Kathleen had shared the clip in January, but the post has recently resurfaced on social media and has almost 2 million views. The video has created an uproar among netizens witnessing such a significant wastage of food.

"Only me who got a pain in my heart when I saw this? Why don't you give it to someone who has needs," commented a user.

"Why don't you give them to homeless people," said another person.

"When I see this kind of vids I get really sad...why doesn't the company just donate de food ..." similar comments followed.

However, not all Dunkin' restaurants follow the policy of throwing away leftovers. The donut giant allows its franchisees to participate in programs like "The End of Day Donation Program," where the unconsumed edible food is distributed in underserving communities.

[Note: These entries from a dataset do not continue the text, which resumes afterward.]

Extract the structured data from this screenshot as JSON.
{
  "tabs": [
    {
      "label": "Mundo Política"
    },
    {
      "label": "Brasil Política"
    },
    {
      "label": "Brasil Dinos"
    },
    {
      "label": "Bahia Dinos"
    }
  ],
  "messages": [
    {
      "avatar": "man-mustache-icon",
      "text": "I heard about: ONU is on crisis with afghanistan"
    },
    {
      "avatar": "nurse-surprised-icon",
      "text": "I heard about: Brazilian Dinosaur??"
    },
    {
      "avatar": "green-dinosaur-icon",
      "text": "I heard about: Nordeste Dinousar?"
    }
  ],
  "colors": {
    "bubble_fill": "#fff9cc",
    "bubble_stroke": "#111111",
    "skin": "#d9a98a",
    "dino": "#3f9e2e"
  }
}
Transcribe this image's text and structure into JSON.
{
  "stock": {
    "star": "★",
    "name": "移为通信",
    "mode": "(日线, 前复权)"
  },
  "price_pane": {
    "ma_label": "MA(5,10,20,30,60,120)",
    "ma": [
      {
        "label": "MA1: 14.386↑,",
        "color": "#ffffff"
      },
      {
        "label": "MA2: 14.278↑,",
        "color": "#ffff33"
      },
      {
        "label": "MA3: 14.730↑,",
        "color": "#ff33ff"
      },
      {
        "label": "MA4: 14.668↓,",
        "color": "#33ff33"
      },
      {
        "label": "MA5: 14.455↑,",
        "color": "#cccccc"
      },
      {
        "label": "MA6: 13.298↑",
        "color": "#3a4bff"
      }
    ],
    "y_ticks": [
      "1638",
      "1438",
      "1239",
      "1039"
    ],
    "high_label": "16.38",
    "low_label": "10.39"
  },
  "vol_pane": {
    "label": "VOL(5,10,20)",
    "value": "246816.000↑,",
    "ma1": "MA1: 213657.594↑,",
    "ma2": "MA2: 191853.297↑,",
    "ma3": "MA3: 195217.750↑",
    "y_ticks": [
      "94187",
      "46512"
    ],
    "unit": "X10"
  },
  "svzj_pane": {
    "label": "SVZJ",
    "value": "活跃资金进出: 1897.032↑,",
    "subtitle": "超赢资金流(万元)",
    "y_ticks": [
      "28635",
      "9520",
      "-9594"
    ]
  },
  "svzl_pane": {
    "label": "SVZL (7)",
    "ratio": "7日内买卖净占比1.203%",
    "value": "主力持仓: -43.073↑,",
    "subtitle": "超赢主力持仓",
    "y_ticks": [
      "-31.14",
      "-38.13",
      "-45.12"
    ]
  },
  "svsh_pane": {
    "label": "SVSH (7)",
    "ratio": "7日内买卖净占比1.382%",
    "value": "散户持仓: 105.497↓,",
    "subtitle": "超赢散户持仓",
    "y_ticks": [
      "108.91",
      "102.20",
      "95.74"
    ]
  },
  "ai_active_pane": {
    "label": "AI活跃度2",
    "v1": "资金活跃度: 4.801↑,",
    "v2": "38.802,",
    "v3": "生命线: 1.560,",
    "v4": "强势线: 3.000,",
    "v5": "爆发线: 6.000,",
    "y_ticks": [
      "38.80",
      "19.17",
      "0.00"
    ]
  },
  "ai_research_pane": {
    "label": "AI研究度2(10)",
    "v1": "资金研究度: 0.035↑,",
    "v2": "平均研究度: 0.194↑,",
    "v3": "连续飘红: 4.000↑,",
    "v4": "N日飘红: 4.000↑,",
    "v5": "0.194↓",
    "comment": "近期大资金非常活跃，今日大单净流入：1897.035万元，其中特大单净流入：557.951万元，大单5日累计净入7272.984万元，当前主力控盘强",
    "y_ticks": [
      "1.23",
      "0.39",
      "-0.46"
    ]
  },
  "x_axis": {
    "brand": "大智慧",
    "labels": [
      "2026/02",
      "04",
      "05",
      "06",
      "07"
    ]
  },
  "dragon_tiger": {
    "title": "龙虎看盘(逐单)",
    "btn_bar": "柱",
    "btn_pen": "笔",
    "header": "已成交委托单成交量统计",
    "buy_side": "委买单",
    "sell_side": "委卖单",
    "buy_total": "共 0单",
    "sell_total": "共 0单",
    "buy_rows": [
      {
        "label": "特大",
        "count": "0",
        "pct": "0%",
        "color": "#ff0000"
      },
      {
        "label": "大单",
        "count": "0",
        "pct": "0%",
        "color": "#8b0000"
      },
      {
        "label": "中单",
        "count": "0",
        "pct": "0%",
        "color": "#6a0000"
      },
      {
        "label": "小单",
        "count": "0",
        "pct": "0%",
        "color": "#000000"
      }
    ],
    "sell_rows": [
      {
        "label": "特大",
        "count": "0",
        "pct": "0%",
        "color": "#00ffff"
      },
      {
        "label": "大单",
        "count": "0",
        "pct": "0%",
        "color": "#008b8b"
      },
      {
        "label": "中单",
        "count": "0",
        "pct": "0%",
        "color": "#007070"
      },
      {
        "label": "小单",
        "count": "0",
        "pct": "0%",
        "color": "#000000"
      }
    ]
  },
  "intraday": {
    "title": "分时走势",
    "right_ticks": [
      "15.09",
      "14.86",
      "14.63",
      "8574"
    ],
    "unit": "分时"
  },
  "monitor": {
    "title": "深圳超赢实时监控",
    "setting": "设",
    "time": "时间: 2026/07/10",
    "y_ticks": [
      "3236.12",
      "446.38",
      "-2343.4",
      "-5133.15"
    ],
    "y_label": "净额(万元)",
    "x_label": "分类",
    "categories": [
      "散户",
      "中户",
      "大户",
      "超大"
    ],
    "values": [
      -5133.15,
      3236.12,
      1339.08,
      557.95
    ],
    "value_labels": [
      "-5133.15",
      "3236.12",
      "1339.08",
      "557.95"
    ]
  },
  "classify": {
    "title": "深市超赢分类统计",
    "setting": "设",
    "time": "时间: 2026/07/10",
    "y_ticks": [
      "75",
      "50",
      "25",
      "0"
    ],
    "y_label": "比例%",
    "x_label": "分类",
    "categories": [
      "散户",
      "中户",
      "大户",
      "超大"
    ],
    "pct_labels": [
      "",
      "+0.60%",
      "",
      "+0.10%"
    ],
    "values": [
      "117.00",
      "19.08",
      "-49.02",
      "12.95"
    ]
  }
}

"It is left to the discretion of the individual owner of each restaurant whether or not food is donated at the end of the day,” Dunkin’ said on their website. "Here at Dunkin’, we encourage our franchisees to become involved with their local communities."

Still, some restaurants prefer to trash the leftovers instead of giving them away. "I assume it's a health code thing. My local grocery store will donate old baked goods but they have to be picked up ON the 'sell by' date, because if it's after, even given away, they can be sued when someone gets sued," wrote one Reddit user after Kathleen's video went viral on the social news site.

But, according to Huffington Post, the Bill Emerson Good Samaritan Food Donation Act protects the restaurants from civil and criminal liability in case of sickness from donated food.

In a 2013 survey conducted by the Food Waste Reduction Alliance, the records showed only 1.4% of food waste being donated to the needy. Transport constraints, lack of proper storage, and refrigeration of leftovers are a few reasons apart from liability concerns that lead to such a vast wastage of food. According to another organization, Rubicon's studies, "the annual food waste in America has an approximate value of $161 billion."

This is not the first time such a video from Dunkin' has emerged on social media. Another Dunkin' employee, Bryan Johnston, was fired for posting a similar video on TikTok and distributing the leftover food to homeless people.

What do you think of the restaurant's food policy? Is there a way to reduce food wastage in these eateries? Share your thoughts in the comments.